Work request =
Across the data, every line with the word "value" counts once; state the total alone.

Dataset rows describing interfaces =
==============================

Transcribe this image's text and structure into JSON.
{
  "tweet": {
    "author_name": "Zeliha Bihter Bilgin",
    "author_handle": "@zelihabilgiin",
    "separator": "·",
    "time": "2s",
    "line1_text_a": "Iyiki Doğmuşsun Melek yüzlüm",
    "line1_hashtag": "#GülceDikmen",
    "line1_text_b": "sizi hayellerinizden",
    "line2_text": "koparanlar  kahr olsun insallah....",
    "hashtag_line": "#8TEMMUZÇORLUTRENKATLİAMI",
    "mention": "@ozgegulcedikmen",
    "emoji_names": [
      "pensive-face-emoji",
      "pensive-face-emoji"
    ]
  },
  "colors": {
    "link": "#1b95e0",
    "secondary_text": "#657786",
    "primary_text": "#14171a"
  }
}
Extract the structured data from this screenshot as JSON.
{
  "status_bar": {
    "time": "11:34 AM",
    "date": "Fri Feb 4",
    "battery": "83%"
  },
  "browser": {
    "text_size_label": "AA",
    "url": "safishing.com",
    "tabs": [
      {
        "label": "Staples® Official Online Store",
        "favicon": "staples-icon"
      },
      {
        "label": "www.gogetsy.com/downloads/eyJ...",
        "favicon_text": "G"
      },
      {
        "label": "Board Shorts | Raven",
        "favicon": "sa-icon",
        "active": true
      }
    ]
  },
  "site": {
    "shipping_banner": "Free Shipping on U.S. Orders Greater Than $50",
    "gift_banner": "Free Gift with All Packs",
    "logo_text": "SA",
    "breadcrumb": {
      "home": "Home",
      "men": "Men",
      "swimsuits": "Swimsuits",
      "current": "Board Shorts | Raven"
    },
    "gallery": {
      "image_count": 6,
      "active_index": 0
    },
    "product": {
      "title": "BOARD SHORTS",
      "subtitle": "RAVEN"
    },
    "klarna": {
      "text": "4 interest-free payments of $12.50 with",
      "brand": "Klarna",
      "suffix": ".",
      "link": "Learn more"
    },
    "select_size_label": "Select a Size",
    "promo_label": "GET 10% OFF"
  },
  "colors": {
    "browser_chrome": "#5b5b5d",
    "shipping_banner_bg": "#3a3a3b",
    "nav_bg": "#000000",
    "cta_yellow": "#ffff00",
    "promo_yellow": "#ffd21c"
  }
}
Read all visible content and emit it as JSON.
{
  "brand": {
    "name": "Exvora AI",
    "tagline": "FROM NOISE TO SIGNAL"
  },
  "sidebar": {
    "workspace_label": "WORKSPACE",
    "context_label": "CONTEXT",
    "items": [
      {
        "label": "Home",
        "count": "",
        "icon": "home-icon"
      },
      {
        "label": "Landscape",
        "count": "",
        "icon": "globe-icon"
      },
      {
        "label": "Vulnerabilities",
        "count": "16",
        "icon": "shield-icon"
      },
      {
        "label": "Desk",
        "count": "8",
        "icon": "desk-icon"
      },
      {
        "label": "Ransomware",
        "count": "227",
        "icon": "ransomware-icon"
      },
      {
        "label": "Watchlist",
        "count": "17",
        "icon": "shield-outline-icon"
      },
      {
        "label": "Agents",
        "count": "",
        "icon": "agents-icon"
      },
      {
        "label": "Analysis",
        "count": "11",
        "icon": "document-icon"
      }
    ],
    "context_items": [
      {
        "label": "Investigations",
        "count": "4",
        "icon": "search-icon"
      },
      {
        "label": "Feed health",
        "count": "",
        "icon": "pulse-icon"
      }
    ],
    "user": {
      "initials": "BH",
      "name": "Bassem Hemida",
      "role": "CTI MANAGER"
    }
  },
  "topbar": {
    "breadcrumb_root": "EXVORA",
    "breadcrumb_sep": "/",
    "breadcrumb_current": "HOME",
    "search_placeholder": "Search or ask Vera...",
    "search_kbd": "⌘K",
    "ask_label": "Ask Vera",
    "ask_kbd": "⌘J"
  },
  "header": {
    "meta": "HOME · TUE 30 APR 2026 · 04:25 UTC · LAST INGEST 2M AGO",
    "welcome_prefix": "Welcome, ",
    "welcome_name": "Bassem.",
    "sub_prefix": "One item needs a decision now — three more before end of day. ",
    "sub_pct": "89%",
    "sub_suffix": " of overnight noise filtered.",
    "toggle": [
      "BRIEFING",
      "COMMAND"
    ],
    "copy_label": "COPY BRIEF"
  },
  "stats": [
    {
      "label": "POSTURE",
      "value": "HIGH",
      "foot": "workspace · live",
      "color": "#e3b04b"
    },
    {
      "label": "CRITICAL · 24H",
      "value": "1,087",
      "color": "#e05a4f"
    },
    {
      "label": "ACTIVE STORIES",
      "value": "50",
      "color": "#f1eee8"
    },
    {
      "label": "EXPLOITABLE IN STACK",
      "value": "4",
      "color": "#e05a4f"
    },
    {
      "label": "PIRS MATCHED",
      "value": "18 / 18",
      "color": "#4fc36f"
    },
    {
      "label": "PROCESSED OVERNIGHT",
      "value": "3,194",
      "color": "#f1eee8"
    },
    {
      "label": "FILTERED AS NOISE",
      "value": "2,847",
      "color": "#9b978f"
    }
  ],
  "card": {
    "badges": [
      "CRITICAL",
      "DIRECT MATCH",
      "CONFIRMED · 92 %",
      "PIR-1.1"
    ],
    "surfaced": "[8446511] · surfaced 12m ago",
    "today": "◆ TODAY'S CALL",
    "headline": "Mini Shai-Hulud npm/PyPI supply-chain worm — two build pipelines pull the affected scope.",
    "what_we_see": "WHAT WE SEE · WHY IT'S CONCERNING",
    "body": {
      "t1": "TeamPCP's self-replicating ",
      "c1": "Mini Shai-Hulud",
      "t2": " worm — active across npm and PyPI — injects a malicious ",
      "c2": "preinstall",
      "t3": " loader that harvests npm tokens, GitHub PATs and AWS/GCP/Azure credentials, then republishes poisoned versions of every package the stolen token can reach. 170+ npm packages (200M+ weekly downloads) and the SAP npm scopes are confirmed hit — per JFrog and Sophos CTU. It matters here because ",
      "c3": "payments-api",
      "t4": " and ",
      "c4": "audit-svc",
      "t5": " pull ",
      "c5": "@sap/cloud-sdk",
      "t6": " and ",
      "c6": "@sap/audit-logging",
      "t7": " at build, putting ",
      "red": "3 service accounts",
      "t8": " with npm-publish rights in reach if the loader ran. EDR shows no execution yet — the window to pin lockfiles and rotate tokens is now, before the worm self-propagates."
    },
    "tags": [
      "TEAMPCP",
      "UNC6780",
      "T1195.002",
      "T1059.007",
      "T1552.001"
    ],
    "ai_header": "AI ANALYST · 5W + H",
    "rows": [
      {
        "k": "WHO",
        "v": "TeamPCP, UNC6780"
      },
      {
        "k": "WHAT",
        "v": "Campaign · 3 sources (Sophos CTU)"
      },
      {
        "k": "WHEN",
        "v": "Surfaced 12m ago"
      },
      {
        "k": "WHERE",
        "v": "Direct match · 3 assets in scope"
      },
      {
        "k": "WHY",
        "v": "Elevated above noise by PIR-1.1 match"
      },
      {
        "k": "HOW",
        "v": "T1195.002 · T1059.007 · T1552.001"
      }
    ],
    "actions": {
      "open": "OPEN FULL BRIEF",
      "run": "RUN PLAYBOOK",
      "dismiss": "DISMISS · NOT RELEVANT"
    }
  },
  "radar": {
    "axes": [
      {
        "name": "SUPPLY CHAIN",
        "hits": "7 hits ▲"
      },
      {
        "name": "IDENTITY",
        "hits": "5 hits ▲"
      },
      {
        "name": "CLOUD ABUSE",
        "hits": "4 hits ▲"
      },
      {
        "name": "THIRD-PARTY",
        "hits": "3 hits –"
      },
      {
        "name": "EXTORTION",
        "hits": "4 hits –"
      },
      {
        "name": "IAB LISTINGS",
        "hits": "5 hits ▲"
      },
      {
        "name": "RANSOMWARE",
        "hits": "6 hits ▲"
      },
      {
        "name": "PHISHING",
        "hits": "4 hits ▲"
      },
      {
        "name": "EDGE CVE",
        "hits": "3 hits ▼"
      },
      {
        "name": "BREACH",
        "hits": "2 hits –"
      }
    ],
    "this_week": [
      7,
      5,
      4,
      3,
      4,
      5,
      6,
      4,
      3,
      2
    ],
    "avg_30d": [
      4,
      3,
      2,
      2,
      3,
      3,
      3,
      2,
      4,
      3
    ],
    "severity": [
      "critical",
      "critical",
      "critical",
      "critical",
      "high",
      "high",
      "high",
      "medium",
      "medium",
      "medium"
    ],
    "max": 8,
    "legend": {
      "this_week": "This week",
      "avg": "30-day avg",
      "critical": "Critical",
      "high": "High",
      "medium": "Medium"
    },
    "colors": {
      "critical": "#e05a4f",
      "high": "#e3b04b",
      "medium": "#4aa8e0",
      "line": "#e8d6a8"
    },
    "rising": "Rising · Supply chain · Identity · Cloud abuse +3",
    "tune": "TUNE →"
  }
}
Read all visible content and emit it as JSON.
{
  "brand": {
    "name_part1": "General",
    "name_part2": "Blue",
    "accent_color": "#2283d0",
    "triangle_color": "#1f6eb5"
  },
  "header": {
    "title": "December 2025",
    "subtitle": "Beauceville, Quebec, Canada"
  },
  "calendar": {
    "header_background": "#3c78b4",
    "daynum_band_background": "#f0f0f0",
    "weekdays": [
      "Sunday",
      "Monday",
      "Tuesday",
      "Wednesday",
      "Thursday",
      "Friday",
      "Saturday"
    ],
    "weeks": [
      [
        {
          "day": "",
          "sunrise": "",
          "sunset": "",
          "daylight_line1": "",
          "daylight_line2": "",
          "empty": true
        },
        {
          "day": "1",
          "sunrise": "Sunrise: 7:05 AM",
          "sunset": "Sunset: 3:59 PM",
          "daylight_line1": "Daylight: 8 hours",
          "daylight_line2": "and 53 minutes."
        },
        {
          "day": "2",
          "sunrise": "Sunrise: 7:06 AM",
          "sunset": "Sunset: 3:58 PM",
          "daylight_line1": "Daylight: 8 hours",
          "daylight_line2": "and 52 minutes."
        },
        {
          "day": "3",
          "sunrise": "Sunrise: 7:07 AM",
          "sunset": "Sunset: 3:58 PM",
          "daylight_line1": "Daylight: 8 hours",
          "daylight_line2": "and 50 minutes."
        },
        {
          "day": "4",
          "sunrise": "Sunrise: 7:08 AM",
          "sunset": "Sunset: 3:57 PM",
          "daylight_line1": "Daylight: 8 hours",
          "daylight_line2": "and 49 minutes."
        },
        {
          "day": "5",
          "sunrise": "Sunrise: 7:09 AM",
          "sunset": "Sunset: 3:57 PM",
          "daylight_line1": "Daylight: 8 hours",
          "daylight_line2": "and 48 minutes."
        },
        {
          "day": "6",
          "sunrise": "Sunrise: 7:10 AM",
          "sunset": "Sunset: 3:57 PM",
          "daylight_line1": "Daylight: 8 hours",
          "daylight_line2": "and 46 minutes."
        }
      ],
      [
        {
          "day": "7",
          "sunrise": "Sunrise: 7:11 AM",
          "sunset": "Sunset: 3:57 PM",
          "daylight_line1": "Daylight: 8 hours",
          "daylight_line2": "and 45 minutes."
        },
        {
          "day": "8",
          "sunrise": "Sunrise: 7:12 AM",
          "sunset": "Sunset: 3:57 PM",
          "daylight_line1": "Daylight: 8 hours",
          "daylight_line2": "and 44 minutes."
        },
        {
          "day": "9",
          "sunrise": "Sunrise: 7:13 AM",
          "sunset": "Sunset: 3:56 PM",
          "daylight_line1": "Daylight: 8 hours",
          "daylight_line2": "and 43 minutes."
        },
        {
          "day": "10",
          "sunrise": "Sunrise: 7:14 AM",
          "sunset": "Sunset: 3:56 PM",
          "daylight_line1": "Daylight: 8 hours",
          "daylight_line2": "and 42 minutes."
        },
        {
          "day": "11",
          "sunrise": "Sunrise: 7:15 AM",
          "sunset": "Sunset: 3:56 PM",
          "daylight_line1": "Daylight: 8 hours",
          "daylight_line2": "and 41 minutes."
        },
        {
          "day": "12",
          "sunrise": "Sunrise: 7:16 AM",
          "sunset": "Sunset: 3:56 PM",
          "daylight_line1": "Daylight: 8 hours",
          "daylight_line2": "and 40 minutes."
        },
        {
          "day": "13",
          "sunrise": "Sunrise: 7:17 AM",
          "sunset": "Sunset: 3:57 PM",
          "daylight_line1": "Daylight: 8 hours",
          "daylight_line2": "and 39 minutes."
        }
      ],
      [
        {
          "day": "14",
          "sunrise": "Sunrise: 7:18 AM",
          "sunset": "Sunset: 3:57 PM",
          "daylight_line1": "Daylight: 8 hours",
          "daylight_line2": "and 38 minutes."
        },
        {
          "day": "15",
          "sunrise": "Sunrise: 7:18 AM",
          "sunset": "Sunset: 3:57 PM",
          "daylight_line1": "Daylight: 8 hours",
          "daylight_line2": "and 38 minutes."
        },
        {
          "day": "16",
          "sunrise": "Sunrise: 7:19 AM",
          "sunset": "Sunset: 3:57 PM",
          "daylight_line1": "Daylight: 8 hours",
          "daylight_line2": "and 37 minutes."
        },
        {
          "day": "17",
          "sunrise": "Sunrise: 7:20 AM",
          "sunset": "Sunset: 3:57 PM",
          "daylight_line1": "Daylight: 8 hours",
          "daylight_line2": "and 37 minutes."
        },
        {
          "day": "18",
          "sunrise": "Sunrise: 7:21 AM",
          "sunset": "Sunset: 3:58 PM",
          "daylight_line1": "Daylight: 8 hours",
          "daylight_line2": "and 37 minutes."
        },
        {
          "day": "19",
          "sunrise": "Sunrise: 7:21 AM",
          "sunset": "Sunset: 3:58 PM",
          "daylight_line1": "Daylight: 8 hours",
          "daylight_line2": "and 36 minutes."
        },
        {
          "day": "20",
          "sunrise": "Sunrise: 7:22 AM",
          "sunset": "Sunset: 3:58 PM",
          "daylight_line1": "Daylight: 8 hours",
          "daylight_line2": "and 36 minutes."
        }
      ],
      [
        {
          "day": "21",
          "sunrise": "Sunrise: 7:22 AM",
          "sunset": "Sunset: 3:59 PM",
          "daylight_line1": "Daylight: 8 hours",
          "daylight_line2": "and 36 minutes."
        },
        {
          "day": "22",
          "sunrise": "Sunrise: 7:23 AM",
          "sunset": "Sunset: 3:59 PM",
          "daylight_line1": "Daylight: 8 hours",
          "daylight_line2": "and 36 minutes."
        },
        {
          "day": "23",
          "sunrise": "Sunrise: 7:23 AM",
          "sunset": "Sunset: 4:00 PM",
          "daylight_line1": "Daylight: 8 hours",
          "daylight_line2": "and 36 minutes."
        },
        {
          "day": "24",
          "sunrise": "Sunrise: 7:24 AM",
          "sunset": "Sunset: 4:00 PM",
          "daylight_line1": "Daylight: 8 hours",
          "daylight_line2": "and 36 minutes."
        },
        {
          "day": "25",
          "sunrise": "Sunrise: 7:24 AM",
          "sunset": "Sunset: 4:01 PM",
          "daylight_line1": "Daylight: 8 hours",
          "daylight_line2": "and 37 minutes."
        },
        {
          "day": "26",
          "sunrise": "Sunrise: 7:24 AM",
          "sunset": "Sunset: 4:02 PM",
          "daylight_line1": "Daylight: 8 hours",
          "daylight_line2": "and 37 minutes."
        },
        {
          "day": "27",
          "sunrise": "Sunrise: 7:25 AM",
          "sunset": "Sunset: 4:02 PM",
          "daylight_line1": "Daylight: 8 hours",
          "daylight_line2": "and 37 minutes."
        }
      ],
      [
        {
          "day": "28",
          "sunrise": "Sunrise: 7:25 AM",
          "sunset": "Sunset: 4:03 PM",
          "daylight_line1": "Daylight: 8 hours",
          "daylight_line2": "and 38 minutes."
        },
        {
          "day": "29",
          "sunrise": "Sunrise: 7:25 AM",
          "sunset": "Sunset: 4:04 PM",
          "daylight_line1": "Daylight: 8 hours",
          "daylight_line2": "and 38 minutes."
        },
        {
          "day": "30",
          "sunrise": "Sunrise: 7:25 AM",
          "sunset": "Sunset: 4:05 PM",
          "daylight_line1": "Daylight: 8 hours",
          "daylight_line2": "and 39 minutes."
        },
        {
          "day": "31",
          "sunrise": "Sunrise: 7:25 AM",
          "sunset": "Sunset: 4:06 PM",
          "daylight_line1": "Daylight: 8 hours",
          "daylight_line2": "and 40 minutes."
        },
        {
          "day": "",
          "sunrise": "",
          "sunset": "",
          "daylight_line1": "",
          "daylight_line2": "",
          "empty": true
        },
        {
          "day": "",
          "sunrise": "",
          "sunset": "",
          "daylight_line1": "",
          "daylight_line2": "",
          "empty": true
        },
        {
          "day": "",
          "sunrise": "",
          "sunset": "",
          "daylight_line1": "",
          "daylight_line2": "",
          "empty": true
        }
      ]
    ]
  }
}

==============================

Response =
7